▸ **EXERCISE**: Nothing but an exact copy of the data should be given.

[[ MATERIAL FOR THIS EXERCISE, beginning ]]

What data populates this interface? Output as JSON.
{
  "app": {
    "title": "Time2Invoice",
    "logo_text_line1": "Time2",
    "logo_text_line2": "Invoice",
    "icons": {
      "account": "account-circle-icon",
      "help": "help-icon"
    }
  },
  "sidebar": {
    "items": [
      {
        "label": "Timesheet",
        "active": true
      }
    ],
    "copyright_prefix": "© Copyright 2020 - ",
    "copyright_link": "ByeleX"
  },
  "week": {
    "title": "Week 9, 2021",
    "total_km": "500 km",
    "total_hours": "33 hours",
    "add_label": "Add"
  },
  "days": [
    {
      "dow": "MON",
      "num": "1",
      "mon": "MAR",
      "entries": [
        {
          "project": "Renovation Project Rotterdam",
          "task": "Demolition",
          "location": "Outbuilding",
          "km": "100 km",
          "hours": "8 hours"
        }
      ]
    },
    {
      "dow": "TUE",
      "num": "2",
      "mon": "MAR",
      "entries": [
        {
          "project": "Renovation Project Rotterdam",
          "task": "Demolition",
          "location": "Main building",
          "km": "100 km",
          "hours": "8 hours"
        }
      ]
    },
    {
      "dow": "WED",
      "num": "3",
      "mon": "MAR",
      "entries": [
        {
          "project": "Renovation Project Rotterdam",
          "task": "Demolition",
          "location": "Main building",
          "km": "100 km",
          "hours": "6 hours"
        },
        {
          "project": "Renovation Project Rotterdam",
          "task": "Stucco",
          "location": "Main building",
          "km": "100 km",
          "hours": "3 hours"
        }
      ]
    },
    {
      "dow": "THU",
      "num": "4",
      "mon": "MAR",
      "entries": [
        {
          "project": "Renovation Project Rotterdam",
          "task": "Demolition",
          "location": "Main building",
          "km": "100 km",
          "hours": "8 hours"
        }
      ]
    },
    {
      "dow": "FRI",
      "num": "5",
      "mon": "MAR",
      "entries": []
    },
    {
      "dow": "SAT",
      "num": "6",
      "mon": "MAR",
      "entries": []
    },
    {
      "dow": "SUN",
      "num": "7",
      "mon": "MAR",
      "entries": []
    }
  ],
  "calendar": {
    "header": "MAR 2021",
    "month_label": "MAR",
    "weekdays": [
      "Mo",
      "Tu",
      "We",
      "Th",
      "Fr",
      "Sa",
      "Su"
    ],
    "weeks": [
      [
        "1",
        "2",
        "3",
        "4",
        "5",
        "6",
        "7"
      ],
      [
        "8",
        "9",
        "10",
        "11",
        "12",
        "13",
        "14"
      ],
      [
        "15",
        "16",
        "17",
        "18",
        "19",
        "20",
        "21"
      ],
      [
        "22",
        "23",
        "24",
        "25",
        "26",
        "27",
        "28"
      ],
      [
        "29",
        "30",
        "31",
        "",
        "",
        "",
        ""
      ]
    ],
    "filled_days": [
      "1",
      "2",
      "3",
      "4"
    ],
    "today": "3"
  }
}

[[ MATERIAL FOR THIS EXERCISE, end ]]

▸ **COMPLETED TASK**:
What data populates this interface? Output as JSON.
{
  "app": {
    "title": "Time2Invoice",
    "logo_text_line1": "Time2",
    "logo_text_line2": "Invoice",
    "icons": {
      "account": "account-circle-icon",
      "help": "help-icon"
    }
  },
  "sidebar": {
    "items": [
      {
        "label": "Timesheet",
        "active": true
      }
    ],
    "copyright_prefix": "© Copyright 2020 - ",
    "copyright_link": "ByeleX"
  },
  "week": {
    "title": "Week 9, 2021",
    "total_km": "500 km",
    "total_hours": "33 hours",
    "add_label": "Add"
  },
  "days": [
    {
      "dow": "MON",
      "num": "1",
      "mon": "MAR",
      "entries": [
        {
          "project": "Renovation Project Rotterdam",
          "task": "Demolition",
          "location": "Outbuilding",
          "km": "100 km",
          "hours": "8 hours"
        }
      ]
    },
    {
      "dow": "TUE",
      "num": "2",
      "mon": "MAR",
      "entries": [
        {
          "project": "Renovation Project Rotterdam",
          "task": "Demolition",
          "location": "Main building",
          "km": "100 km",
          "hours": "8 hours"
        }
      ]
    },
    {
      "dow": "WED",
      "num": "3",
      "mon": "MAR",
      "entries": [
        {
          "project": "Renovation Project Rotterdam",
          "task": "Demolition",
          "location": "Main building",
          "km": "100 km",
          "hours": "6 hours"
        },
        {
          "project": "Renovation Project Rotterdam",
          "task": "Stucco",
          "location": "Main building",
          "km": "100 km",
          "hours": "3 hours"
        }
      ]
    },
    {
      "dow": "THU",
      "num": "4",
      "mon": "MAR",
      "entries": [
        {
          "project": "Renovation Project Rotterdam",
          "task": "Demolition",
          "location": "Main building",
          "km": "100 km",
          "hours": "8 hours"
        }
      ]
    },
    {
      "dow": "FRI",
      "num": "5",
      "mon": "MAR",
      "entries": []
    },
    {
      "dow": "SAT",
      "num": "6",
      "mon": "MAR",
      "entries": []
    },
    {
      "dow": "SUN",
      "num": "7",
      "mon": "MAR",
      "entries": []
    }
  ],
  "calendar": {
    "header": "MAR 2021",
    "month_label": "MAR",
    "weekdays": [
      "Mo",
      "Tu",
      "We",
      "Th",
      "Fr",
      "Sa",
      "Su"
    ],
    "weeks": [
      [
        "1",
        "2",
        "3",
        "4",
        "5",
        "6",
        "7"
      ],
      [
        "8",
        "9",
        "10",
        "11",
        "12",
        "13",
        "14"
      ],
      [
        "15",
        "16",
        "17",
        "18",
        "19",
        "20",
        "21"
      ],
      [
        "22",
        "23",
        "24",
        "25",
        "26",
        "27",
        "28"
      ],
      [
        "29",
        "30",
        "31",
        "",
        "",
        "",
        ""
      ]
    ],
    "filled_days": [
      "1",
      "2",
      "3",
      "4"
    ],
    "today": "3"
  }
}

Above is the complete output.